After 35 years as a biologist with the Oklahoma Department of Wildlife Conservation, the last 25 of which have been spent climbing ladders to reach the nests of endangered woodpeckers, John Skeen will reach the top rung of his accomplished career – retirement.
“John has been an integral part of the Wildlife Department and Oklahoma’s red-cockaded woodpecker recovery efforts,” said Bill Dinkines, Assistant Chief for the Wildlife Department’s Wildlife Division.
While Skeen’s career with the Wildlife Department began in Oklahoma City, he has spent the bulk of his time managing the McCurtain County Wilderness Area, located north of Broken Bow. From 1985 through 1991, Skeen was a biologist with the Wildlife Diversity Program, formerly known as the Nongame Program. During that time, Skeen coordinated special proejcts, including grants related to endangered species.
Home to Oklahoma’s last remaining population of red-cockaded woodpeckers, the 14,000-acre Wilderness Area is also the largest tract of uncut shortleaf pine/hardwood forest remaining in the nation and the oldest Wildlife Department-owned area.
“John has made great strides in our habitat management program, using hardwood thinning and prescribed fire to successfully restore the pine-bluestem habitat the woodpeckers need to forage,” Dinkines said. “He has been a great asset to the Wildlife Department and a true ambassador for our wildlife.”
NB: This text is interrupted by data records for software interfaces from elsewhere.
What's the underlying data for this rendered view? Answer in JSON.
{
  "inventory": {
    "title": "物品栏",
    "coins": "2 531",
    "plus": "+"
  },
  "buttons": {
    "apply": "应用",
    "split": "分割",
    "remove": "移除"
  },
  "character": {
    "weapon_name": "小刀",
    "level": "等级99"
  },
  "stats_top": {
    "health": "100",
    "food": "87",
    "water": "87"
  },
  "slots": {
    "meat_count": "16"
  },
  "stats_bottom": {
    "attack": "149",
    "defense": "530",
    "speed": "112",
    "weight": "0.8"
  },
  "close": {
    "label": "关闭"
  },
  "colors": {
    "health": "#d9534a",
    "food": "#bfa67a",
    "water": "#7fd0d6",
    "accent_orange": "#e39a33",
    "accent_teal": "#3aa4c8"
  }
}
Skeen was recently recognized for his years of service during the July meeting of the Wildlife Conservation Commission.